    Video

    Video Chocolate Lovers Get a Sweet History Lesson

    Observed in many countries around the world, Valentine’s Day is sometimes celebrated with chocolate festivals. But at a festival near Washington, the visitors experience a bit more than a sugar rush. They go on a sweet journey through history. VOA’s June Soh takes us to the festival.
    Video

    Video 'Smart' Bandages Could Heal Wounds More Quickly

    Simple bandages are usually seen as the first line of attack in healing small to moderate wounds and burns. But scientists say new synthetic materials with embedded microsensors could turn bandages into a much more valuable tool for emergency physicians. VOA’s George Putic reports.
    Video

    Video Researchers Use 3-D Printer to Produce Transplantable Body Parts

    Human organ transplants have become fairly common around the world in the past few decades. Researchers at various universities are coordinating their efforts to find solutions -- including teams at the University of Pennsylvania and Rice University in Houston that are experimenting with a 3-D printer -- to make blood vessels and other structures for implant. As VOA’s Greg Flakus reports from Houston, they are also using these artificial body parts to seek ways of defeating cancerous tumors.
    Video

    Video Helping the Blind 'See' Great Art

    There are 285 million blind and visually impaired people in the world who are unable to enjoy visual art at a museum. One New York photographer is trying to fix this situation by making tangible copies of the world’s masterpieces. VOA correspondent Victoria Kupchinetsky was there as visually impaired people got a feel for great art. Joy Wagner narrates her report.
    Video

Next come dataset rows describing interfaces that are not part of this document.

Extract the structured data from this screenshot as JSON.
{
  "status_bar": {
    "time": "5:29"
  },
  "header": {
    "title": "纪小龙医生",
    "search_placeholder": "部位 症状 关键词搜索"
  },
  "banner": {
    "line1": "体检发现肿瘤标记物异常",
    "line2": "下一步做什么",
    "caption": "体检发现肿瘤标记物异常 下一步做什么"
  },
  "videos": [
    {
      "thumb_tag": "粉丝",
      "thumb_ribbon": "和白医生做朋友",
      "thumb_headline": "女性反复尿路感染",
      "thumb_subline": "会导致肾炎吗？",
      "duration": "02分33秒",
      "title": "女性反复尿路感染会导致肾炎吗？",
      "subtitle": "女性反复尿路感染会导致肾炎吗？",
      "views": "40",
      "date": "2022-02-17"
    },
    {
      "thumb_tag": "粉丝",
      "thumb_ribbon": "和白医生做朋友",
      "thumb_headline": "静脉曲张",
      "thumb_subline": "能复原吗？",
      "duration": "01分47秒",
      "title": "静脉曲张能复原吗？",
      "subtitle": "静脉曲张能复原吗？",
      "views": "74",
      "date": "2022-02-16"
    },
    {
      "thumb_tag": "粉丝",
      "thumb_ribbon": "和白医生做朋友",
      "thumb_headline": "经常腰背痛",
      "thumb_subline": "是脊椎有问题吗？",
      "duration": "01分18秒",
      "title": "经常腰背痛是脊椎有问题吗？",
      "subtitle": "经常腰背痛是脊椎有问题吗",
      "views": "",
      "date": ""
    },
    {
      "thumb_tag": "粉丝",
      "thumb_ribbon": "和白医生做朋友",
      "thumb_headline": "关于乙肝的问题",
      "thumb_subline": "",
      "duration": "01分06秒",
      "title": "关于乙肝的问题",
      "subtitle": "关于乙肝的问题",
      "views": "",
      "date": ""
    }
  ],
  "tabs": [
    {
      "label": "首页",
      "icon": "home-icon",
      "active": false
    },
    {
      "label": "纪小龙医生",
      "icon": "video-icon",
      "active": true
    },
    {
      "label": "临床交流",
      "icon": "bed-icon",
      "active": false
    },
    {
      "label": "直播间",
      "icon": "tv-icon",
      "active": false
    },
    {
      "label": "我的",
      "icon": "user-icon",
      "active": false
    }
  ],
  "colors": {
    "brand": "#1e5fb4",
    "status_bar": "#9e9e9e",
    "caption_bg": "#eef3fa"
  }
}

    Video German Artists to Memorialize Refugees With Life Jacket Exhibit

    Sold in every kind of shop in some Turkish port towns, life jackets have become a symbol of the refugee crisis that brought a million people to Europe in 2015.  On the shores of Lesbos, Greece, German artists collect discarded life jackets as they prepare an art installation they plan to display in Germany.  For VOA, Hamada Elrasam has this report from Lesbos, Greece.
    Video

    Video E-readers Help Ease Africa's Book Shortage

    Millions of people in Africa can't read, and there's a chronic shortage of books. A non-profit organization called Worldreader is trying to help change all that one e-reader at a time. VOA’s Deborah Block tells us about a girls' school in Nairobi, Kenya where Worldreader is making a difference.